New Zealand

Roundabout Crash Prediction Models - NZTA RR386

Roundabouts are a popular choice for intersection control around New Zealand, particularly for replacing priority controlled intersections where traffic volumes are high and safety has deteriorated. However, safety problems can occur at poorly designed roundabouts, particularly where speed is not managed well and where cycle volumes are high.

Despite their generally good record, safety deficient roundabout designs have received considerable attention from safety auditors over the last 10 or so years. This culminated in the publication of the guide The ins and outs of roundabouts. This guide lists problems encountered in 50 safety audit reports. The guide lists visibility and geometric design features, particularly inadequate deflection and marking, as problem areas. The guide states that ‘the safe and efficient movement of traffic relies on good unobstructed lines of sight’. The provision of good visibility at roundabouts follows the guidance in the Austroads Guide to traffic engineering practice part 6: roundabouts. This practice, which occurs in New Zealand and Australia, differs to practice in other parts of the world, particularly Europe, where visibility is often restricted to reduce speeds and improve safety. This discrepancy was a major motivator for this research project.

Cycle Safety: Reducing the Crash Risk - NZTA RR389

Cycling is a sustainable mode of travel and an alternative to motor vehicle trips, particularly for shorter trips (less than 5km). Government transport strategies, including the New Zealand Transport Strategy and Getting there – on foot, by cycle, encourage the development of cycling and walking plans and infrastructure improvements that encourage more ‘active’ mode trips. While health and transport benefits are likely to result from promoting more cycling, the risk of having a crash while cycling is typically higher than while travelling as a driver or passenger in a motor vehicle. This is of concern to cyclists, potential cyclists and organisations involved in road safety.

The challenge for transport engineers and planners is to create a transportation environment that is as safe as possible for cyclists. This can be achieved through a series of measures, including, where practical, reducing traffic volumes and speeds, building on-road cycle lanes and intersection facilities, and constructing of off-roadway cycle paths. The safety benefit of most of these measures has not, to date, been quantified in New Zealand. Internationally, the research is also limited, particular in terms of the direct relationship between crashes and various roadway features and traffic conditions. This study extends previous work on the relationship between crashes and volumes of cycles and motor vehicles to the development of crash prediction models for on-roadway cycle facilities at intersections and along road links. The effects of speed and off-roadway paths have been assessed based on overseas research.

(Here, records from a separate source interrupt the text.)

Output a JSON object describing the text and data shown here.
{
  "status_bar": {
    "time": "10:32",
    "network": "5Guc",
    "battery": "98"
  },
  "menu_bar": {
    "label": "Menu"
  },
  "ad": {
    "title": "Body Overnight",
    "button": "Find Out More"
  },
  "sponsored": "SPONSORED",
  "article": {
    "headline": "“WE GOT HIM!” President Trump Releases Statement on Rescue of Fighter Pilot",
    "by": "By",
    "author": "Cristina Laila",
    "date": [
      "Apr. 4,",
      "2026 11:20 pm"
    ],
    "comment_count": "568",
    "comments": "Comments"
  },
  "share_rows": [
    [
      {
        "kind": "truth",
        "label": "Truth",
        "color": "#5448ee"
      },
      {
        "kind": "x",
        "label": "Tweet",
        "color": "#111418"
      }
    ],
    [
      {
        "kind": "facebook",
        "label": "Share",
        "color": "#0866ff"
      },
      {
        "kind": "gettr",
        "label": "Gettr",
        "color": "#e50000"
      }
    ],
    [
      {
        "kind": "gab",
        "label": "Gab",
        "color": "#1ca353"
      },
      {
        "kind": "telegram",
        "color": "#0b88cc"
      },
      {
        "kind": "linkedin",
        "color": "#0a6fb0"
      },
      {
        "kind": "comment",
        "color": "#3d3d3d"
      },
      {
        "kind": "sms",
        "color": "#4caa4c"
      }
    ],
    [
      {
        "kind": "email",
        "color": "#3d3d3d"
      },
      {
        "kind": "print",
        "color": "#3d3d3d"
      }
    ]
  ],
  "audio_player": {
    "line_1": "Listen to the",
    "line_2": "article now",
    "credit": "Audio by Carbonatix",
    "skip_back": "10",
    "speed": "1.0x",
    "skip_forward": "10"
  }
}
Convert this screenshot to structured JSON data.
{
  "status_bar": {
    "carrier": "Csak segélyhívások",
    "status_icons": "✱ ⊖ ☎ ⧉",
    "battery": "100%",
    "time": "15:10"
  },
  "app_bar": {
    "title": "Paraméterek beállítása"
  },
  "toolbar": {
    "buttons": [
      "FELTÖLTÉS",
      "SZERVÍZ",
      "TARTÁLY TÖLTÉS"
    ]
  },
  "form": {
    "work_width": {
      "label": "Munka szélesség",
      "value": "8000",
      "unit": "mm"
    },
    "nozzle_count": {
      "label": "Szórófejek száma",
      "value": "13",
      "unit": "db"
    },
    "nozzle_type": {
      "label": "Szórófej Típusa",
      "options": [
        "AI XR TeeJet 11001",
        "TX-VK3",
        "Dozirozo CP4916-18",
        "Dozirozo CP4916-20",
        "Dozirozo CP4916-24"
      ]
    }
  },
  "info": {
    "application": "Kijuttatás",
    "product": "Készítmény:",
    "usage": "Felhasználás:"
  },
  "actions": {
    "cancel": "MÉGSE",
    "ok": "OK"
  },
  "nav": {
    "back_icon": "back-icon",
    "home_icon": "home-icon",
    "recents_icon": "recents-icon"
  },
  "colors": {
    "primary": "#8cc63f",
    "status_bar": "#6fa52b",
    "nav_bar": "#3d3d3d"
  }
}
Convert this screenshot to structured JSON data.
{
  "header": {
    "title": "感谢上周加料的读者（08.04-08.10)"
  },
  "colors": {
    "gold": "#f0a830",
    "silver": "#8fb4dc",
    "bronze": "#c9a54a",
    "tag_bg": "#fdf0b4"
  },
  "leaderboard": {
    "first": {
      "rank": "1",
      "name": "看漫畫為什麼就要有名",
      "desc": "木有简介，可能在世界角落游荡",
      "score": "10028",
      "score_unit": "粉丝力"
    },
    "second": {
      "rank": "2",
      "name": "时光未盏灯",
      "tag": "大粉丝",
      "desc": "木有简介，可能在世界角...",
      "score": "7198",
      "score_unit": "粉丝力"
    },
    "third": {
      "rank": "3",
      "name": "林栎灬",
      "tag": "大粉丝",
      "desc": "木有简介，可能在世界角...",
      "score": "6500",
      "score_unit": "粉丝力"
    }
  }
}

Integrating land use and transport planning, Land Transport New Zealand Research Report 333

This report has been prepared to identify legal and institutional barriers to the integration of land use and transport planning in New Zealand. The research undertaken for the report was carried out between July 2006 and August 2007, as part of Land Transport New Zealand’s 2006/2007 Research Programme. Over the last decade, the integration of land use and transport has gained increasing international attention. In large part, this trend has been necessitated by the growing environmental and social impacts of road networks and motor vehicle use. These impacts are widely seen as being exacerbated by a lack of integration between land use and transport planning. Recent developments in New Zealand have also led to an emerging awareness of the importance of integrating land use and transport planning. The introduction of the New Zealand Transport Strategy and the Land Transport Management Act 2003 has served to focus attention on improving transport planning. In response, the Ministry of Transport has identified integration as one of four strategic priorities for the sector. While the principle of integration is becoming established, its implementation remains problematic. Overseas experience shows there are often significant legal and institutional barriers to integration, many resulting from the traditional separation of land use and transport planning. Identifying and addressing these barriers is, therefore, critical if planning processes are to work together to achieve sustainable transport outcomes. In summary, the main aspects of New Zealand’s planning arrangements that appear to be hindering integration are the: • allocation of planning functions across a range of different organisations • limited linkages between land use and transport plans • lack of common goals and policies to guide planning outcomes • disparities in public access to decision-making processes and limited opportunities for the public to genuinely influence transport decisions • funding and assessment processes that do not support land use and transport integration.

Developing School-based Cycle Trains in New Zealand,

Working with the Energy Efficiency and Conservation Authority (EECA) and North Shore City Council on the ‘Travelwise to School’ pilot project on the North Shore in 2002, we surveyed the parent community to ascertain their interest in various alternative modes for their children’s travel to and from school. We found that 87 of the 184 families who responded would allow their children to cycle to school in a group with another adult supervising their ride. One-third of these families offered to supervise the children on a rostered basis. This suggested that there was a high, albeit latent, interest in the wider community in what we call the ‘cycle train’. Because of this interest, we undertook to implement cycle train networks in New Zealand schools. The cycle train is similar in approach to another alternative way of getting children to and from school, the ‘walking school bus’ (WSB), where adult ‘conductors’ walk along a set route to school, collecting children from designated ‘bus stops’. The cycle train is essentially a ‘walking school bus’ on bicycle wheels.